Mok Kwai-lan was the fourth spouse of Lingnan martial arts grandmaster Wong Fei-hung.

<i>Princess and the Seven Kung Fu Masters</i> 2013 film by Wong Jing

Princess and the Seven Kung Fu Masters is a 2013 Hong Kong martial arts comedy film directed by Wong Jing.

<i>The Magnificent Kick</i> 1980 film
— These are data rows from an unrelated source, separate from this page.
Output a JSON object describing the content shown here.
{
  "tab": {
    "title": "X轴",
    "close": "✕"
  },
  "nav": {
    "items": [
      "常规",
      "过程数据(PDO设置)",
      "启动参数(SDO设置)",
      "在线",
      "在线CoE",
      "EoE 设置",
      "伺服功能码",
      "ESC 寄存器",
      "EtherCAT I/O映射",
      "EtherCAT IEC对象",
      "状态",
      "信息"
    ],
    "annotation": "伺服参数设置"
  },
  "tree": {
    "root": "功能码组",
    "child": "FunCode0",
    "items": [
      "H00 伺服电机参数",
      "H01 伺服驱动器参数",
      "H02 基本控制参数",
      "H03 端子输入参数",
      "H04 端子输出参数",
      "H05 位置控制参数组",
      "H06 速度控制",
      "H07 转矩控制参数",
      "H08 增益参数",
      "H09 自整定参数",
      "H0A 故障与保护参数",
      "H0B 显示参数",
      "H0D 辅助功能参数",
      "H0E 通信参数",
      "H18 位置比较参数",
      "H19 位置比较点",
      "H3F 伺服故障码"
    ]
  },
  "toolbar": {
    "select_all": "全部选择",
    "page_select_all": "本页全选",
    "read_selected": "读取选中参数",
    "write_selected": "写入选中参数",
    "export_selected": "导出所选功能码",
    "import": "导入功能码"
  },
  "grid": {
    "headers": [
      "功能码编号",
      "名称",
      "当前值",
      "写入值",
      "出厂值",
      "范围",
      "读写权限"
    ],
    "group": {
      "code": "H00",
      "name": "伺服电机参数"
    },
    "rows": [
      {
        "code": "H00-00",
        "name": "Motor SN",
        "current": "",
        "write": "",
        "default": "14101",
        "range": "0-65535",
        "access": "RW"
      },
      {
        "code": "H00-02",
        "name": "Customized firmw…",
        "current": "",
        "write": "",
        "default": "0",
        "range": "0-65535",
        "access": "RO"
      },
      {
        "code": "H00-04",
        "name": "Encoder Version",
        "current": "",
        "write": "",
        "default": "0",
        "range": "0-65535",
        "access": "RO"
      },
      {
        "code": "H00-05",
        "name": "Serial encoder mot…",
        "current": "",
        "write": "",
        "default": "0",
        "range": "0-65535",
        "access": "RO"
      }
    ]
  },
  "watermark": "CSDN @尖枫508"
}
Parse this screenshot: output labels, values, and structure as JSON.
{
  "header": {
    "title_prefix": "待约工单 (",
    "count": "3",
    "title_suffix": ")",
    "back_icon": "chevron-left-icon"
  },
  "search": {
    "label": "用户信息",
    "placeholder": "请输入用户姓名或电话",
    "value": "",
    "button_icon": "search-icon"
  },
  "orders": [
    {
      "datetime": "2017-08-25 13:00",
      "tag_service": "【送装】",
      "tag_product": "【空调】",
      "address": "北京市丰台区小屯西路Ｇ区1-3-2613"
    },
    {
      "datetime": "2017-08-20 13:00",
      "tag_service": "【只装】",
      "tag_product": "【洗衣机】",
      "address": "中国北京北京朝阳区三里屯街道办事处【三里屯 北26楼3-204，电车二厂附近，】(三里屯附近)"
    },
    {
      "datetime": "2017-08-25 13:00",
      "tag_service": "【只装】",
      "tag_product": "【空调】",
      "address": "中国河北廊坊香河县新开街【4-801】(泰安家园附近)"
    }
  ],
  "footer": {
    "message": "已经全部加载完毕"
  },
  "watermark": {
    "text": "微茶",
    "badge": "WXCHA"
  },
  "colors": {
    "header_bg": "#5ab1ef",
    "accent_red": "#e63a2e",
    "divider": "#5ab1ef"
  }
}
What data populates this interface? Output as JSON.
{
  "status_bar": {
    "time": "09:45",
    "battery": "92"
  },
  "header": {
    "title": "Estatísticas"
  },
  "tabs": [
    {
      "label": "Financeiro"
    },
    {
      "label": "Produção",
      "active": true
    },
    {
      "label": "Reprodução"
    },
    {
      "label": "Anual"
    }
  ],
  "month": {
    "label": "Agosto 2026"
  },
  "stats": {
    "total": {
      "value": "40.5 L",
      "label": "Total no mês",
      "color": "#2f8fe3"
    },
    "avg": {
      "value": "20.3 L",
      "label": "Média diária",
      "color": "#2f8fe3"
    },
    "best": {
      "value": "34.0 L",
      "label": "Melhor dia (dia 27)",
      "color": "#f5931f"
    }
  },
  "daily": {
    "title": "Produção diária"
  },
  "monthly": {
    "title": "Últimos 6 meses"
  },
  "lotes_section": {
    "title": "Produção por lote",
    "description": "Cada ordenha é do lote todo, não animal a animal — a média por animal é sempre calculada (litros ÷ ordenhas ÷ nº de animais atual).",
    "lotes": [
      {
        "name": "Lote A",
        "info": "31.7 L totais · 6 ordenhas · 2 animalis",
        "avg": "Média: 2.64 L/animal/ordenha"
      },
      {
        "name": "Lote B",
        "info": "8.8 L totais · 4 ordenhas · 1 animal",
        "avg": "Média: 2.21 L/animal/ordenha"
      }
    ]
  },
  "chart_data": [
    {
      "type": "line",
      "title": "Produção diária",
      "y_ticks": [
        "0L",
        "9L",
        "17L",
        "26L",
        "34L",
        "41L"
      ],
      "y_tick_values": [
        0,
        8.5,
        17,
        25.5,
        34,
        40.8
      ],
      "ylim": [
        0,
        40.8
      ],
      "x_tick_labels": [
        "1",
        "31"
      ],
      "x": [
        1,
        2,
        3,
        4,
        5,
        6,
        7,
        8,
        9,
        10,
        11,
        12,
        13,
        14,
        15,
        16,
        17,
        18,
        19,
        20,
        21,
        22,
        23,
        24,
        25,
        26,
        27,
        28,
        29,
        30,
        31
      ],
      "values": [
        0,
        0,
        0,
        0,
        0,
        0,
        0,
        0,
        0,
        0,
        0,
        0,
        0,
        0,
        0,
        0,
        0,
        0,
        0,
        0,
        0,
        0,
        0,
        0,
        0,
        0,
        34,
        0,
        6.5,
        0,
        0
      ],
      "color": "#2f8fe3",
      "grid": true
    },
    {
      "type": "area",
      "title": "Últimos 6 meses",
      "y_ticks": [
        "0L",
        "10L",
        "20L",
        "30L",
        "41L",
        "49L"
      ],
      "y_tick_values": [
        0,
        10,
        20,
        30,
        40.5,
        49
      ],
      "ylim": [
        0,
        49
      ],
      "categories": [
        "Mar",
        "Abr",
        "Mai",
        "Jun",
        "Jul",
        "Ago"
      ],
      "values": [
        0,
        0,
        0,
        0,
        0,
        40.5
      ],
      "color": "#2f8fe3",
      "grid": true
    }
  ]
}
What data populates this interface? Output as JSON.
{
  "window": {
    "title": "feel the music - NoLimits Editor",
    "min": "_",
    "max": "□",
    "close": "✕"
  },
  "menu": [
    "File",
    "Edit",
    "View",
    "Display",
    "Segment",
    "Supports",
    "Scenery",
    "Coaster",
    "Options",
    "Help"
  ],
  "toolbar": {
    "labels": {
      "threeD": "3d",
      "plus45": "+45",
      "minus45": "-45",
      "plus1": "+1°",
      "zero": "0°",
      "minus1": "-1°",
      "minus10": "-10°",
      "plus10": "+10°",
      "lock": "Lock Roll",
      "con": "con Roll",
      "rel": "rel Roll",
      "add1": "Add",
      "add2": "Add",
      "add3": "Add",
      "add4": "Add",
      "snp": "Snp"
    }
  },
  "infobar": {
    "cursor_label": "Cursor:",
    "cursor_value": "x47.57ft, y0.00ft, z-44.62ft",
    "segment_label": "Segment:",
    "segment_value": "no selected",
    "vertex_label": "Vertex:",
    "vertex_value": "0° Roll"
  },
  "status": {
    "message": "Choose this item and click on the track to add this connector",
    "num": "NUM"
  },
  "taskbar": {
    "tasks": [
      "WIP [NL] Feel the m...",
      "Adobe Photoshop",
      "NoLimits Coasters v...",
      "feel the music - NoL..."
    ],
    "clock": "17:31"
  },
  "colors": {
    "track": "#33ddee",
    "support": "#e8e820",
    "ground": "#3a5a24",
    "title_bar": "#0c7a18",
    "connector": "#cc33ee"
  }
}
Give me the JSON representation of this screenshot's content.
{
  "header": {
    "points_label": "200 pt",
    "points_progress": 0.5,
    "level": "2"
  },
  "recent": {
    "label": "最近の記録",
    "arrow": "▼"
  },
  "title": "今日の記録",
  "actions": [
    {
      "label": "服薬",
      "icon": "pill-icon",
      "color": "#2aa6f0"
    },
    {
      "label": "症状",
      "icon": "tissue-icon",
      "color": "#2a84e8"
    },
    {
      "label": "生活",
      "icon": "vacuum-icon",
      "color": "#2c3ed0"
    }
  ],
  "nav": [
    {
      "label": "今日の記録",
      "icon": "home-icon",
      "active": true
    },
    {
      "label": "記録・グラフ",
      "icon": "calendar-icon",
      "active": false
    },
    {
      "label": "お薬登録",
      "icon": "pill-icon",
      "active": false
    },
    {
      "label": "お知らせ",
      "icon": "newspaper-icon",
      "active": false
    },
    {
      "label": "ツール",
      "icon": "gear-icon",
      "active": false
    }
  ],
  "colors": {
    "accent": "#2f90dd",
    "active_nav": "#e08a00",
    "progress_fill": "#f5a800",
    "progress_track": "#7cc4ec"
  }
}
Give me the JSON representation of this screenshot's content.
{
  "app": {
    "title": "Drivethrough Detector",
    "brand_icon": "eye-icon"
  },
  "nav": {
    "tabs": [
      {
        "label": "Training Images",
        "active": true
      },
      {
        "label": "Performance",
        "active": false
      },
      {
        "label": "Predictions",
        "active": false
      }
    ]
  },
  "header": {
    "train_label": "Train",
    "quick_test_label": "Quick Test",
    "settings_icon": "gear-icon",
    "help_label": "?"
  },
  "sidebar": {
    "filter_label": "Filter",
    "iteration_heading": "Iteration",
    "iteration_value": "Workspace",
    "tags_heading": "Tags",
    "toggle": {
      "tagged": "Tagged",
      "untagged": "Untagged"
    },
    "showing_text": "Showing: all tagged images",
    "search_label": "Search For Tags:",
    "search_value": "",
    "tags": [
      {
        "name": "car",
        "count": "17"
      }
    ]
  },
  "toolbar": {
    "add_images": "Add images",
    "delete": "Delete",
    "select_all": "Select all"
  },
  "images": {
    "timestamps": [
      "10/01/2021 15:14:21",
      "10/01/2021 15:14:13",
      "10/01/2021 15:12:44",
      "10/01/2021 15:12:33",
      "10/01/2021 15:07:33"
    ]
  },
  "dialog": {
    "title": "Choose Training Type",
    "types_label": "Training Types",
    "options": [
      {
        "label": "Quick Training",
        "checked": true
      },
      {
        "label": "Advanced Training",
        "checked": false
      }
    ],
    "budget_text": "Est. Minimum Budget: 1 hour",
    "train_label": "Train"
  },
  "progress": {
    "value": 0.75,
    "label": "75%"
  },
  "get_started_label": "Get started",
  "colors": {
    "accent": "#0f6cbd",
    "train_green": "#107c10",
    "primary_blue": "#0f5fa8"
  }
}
The Magnificent Kick is a 1980 Hong Kong martial arts biography film. The film is a flashback story of the life of Wong Fei Hung, the Chinese martial arts master and folk hero of Cantonese ethnicity, and is named after his trademark move- a kick too fast to be countered, known as 'the shadowless kick'. The director is Daniel Lau Tan-Ching, and the producer is Ng Why. The film stars Kwan Tak-hing, Jason Pai-piao, Cecilla Wong Hang-sau and Han Ying-chieh. The production company is Friendship Films (H.K.) Co, Hsu Tang is the production manager, the screenplay is by Sze-To On, and the script supervisor is Wong Mei Ling. The martial art used in the film by Kwan Tak-hing is Hung Ga / Hung Gar.

Chan Kowk Wai was born on April 3, 1936, at Toisaan in the province of Canton, China. He introduced traditional Shaolin Kung Fu to Brazil through the China-Brazil Kung Fu Academy. His disciples have spread as far as the USA, Canada, Spain, Argentina and the Czech Republic.

References

  1. Sensei/Renshi Nathan Chlumsky (2015). Inside Kungfu: Chinese Martial Arts Encyclopedia. Lulu.com. ISBN   1-329-11942-8.
  2. "About the Fu-Jow Pai - Tiger Claw Kung Fu System". Fu Jow Pai Federation. Retrieved 2007-05-21.
  3. 1 2 3 Ng, Wai Hong (1979). The Heritage of FU-JOW PAI Tiger Claw. Fu-Jow Pai Federation.
  4. Francisco, Carlos (2006). "Following the Tiger's Path". Inside Kung Fu . 34 (7): 62–66.
  5. 1 2 3 San Chuan, Hou Sheng (2006). "Synopsis of Tiger claws clan and Master NG Wai Hong (TRANSLATED)". New Martial Hero Magazine (15): 19–21.
  6. Lam Sai Wing Memorial Book, 1951
  7. 1 2 Ye, Yongkang (2006-08-26). "少林功夫 风靡世界 (Shaolin kung-fu taking the world by storm)". Qiao Bao. Archived from the original on November 4, 2006. Retrieved 2007-05-21.
  8. "Sifu Chow bio -- Eastern U.S. Kung Fu Federation". Sifuchowwingchun.com. Integrative Wing Chun. Archived from the original on July 10, 2007. Retrieved 2007-05-30.
  9. Cater, Dave (1995). "Inside Kung-Fu Hall of Fame: Man of the Year". Inside Kung Fu . 22 (2): 42–44.

Further reading